'''

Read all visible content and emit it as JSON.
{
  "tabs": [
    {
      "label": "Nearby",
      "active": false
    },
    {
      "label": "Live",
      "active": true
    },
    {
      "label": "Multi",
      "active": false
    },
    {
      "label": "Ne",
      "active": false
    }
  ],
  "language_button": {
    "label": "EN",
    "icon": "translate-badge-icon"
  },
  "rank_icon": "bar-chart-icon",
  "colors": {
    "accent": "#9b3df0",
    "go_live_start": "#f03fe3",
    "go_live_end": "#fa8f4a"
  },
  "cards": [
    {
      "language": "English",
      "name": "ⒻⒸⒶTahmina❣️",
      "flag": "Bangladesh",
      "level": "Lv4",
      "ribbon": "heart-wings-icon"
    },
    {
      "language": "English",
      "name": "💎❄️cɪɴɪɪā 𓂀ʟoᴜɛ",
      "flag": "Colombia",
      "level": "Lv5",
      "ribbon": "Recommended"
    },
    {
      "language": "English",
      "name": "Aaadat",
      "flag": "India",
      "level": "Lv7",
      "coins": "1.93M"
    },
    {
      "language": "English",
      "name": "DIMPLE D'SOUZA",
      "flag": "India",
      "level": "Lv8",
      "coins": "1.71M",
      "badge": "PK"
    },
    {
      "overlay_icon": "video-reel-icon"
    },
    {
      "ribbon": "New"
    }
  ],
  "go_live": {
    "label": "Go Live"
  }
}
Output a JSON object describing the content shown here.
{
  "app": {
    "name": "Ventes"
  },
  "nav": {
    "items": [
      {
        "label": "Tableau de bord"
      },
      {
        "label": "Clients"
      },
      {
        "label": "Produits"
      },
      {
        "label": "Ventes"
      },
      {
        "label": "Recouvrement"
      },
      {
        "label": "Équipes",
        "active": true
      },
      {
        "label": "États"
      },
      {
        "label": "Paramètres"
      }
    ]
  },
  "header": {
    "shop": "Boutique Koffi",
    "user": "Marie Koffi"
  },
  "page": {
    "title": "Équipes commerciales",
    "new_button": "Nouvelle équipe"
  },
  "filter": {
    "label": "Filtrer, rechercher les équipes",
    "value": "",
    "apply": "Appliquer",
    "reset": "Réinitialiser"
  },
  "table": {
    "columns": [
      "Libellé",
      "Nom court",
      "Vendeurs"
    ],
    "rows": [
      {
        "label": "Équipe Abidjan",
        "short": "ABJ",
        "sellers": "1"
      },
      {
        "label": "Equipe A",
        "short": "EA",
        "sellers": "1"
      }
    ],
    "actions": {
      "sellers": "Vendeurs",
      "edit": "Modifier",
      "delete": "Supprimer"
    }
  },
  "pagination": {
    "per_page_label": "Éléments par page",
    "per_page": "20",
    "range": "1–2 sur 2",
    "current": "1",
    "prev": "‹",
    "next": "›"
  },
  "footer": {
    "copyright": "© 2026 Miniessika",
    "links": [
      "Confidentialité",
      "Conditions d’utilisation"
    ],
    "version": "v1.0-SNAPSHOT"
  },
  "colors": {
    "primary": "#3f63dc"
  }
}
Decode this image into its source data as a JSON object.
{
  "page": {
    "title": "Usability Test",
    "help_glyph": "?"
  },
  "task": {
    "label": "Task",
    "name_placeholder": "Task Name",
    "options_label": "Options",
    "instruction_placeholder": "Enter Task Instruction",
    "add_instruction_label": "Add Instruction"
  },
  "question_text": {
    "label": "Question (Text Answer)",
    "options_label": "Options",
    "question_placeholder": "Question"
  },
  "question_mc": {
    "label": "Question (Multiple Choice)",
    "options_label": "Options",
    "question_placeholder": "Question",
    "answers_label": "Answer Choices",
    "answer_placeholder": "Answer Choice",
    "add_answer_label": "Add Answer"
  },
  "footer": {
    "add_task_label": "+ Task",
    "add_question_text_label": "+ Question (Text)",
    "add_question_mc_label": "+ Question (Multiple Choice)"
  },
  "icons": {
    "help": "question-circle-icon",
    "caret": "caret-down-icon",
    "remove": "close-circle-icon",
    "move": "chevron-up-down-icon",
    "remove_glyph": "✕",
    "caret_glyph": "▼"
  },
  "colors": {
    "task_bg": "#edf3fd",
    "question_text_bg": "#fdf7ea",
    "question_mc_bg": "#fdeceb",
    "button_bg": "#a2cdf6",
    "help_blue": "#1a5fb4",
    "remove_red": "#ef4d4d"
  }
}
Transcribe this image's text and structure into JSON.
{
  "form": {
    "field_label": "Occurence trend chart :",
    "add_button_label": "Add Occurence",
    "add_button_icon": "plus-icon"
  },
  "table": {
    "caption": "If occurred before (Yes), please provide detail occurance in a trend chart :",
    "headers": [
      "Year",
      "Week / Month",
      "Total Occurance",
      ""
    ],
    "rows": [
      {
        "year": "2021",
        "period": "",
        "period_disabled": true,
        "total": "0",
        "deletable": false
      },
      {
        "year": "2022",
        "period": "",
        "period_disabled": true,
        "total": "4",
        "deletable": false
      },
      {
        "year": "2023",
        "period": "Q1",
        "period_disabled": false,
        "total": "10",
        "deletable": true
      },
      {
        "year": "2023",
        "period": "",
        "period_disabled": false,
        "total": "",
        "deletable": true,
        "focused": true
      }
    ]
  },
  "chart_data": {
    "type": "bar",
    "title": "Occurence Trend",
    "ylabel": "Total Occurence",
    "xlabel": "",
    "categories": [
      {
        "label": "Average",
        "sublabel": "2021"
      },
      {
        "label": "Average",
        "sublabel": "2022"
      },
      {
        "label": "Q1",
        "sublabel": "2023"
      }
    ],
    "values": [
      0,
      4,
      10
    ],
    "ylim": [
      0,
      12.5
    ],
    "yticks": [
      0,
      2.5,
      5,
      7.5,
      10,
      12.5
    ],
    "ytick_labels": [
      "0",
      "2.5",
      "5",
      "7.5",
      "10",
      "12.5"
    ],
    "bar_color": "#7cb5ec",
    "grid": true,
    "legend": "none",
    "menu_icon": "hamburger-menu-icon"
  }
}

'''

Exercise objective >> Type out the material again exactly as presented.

Response to this exercise >>
Read all visible content and emit it as JSON.
{
  "tabs": [
    {
      "label": "Nearby",
      "active": false
    },
    {
      "label": "Live",
      "active": true
    },
    {
      "label": "Multi",
      "active": false
    },
    {
      "label": "Ne",
      "active": false
    }
  ],
  "language_button": {
    "label": "EN",
    "icon": "translate-badge-icon"
  },
  "rank_icon": "bar-chart-icon",
  "colors": {
    "accent": "#9b3df0",
    "go_live_start": "#f03fe3",
    "go_live_end": "#fa8f4a"
  },
  "cards": [
    {
      "language": "English",
      "name": "ⒻⒸⒶTahmina❣️",
      "flag": "Bangladesh",
      "level": "Lv4",
      "ribbon": "heart-wings-icon"
    },
    {
      "language": "English",
      "name": "💎❄️cɪɴɪɪā 𓂀ʟoᴜɛ",
      "flag": "Colombia",
      "level": "Lv5",
      "ribbon": "Recommended"
    },
    {
      "language": "English",
      "name": "Aaadat",
      "flag": "India",
      "level": "Lv7",
      "coins": "1.93M"
    },
    {
      "language": "English",
      "name": "DIMPLE D'SOUZA",
      "flag": "India",
      "level": "Lv8",
      "coins": "1.71M",
      "badge": "PK"
    },
    {
      "overlay_icon": "video-reel-icon"
    },
    {
      "ribbon": "New"
    }
  ],
  "go_live": {
    "label": "Go Live"
  }
}
Output a JSON object describing the content shown here.
{
  "app": {
    "name": "Ventes"
  },
  "nav": {
    "items": [
      {
        "label": "Tableau de bord"
      },
      {
        "label": "Clients"
      },
      {
        "label": "Produits"
      },
      {
        "label": "Ventes"
      },
      {
        "label": "Recouvrement"
      },
      {
        "label": "Équipes",
        "active": true
      },
      {
        "label": "États"
      },
      {
        "label": "Paramètres"
      }
    ]
  },
  "header": {
    "shop": "Boutique Koffi",
    "user": "Marie Koffi"
  },
  "page": {
    "title": "Équipes commerciales",
    "new_button": "Nouvelle équipe"
  },
  "filter": {
    "label": "Filtrer, rechercher les équipes",
    "value": "",
    "apply": "Appliquer",
    "reset": "Réinitialiser"
  },
  "table": {
    "columns": [
      "Libellé",
      "Nom court",
      "Vendeurs"
    ],
    "rows": [
      {
        "label": "Équipe Abidjan",
        "short": "ABJ",
        "sellers": "1"
      },
      {
        "label": "Equipe A",
        "short": "EA",
        "sellers": "1"
      }
    ],
    "actions": {
      "sellers": "Vendeurs",
      "edit": "Modifier",
      "delete": "Supprimer"
    }
  },
  "pagination": {
    "per_page_label": "Éléments par page",
    "per_page": "20",
    "range": "1–2 sur 2",
    "current": "1",
    "prev": "‹",
    "next": "›"
  },
  "footer": {
    "copyright": "© 2026 Miniessika",
    "links": [
      "Confidentialité",
      "Conditions d’utilisation"
    ],
    "version": "v1.0-SNAPSHOT"
  },
  "colors": {
    "primary": "#3f63dc"
  }
}
Decode this image into its source data as a JSON object.
{
  "page": {
    "title": "Usability Test",
    "help_glyph": "?"
  },
  "task": {
    "label": "Task",
    "name_placeholder": "Task Name",
    "options_label": "Options",
    "instruction_placeholder": "Enter Task Instruction",
    "add_instruction_label": "Add Instruction"
  },
  "question_text": {
    "label": "Question (Text Answer)",
    "options_label": "Options",
    "question_placeholder": "Question"
  },
  "question_mc": {
    "label": "Question (Multiple Choice)",
    "options_label": "Options",
    "question_placeholder": "Question",
    "answers_label": "Answer Choices",
    "answer_placeholder": "Answer Choice",
    "add_answer_label": "Add Answer"
  },
  "footer": {
    "add_task_label": "+ Task",
    "add_question_text_label": "+ Question (Text)",
    "add_question_mc_label": "+ Question (Multiple Choice)"
  },
  "icons": {
    "help": "question-circle-icon",
    "caret": "caret-down-icon",
    "remove": "close-circle-icon",
    "move": "chevron-up-down-icon",
    "remove_glyph": "✕",
    "caret_glyph": "▼"
  },
  "colors": {
    "task_bg": "#edf3fd",
    "question_text_bg": "#fdf7ea",
    "question_mc_bg": "#fdeceb",
    "button_bg": "#a2cdf6",
    "help_blue": "#1a5fb4",
    "remove_red": "#ef4d4d"
  }
}
Transcribe this image's text and structure into JSON.
{
  "form": {
    "field_label": "Occurence trend chart :",
    "add_button_label": "Add Occurence",
    "add_button_icon": "plus-icon"
  },
  "table": {
    "caption": "If occurred before (Yes), please provide detail occurance in a trend chart :",
    "headers": [
      "Year",
      "Week / Month",
      "Total Occurance",
      ""
    ],
    "rows": [
      {
        "year": "2021",
        "period": "",
        "period_disabled": true,
        "total": "0",
        "deletable": false
      },
      {
        "year": "2022",
        "period": "",
        "period_disabled": true,
        "total": "4",
        "deletable": false
      },
      {
        "year": "2023",
        "period": "Q1",
        "period_disabled": false,
        "total": "10",
        "deletable": true
      },
      {
        "year": "2023",
        "period": "",
        "period_disabled": false,
        "total": "",
        "deletable": true,
        "focused": true
      }
    ]
  },
  "chart_data": {
    "type": "bar",
    "title": "Occurence Trend",
    "ylabel": "Total Occurence",
    "xlabel": "",
    "categories": [
      {
        "label": "Average",
        "sublabel": "2021"
      },
      {
        "label": "Average",
        "sublabel": "2022"
      },
      {
        "label": "Q1",
        "sublabel": "2023"
      }
    ],
    "values": [
      0,
      4,
      10
    ],
    "ylim": [
      0,
      12.5
    ],
    "yticks": [
      0,
      2.5,
      5,
      7.5,
      10,
      12.5
    ],
    "ytick_labels": [
      "0",
      "2.5",
      "5",
      "7.5",
      "10",
      "12.5"
    ],
    "bar_color": "#7cb5ec",
    "grid": true,
    "legend": "none",
    "menu_icon": "hamburger-menu-icon"
  }
}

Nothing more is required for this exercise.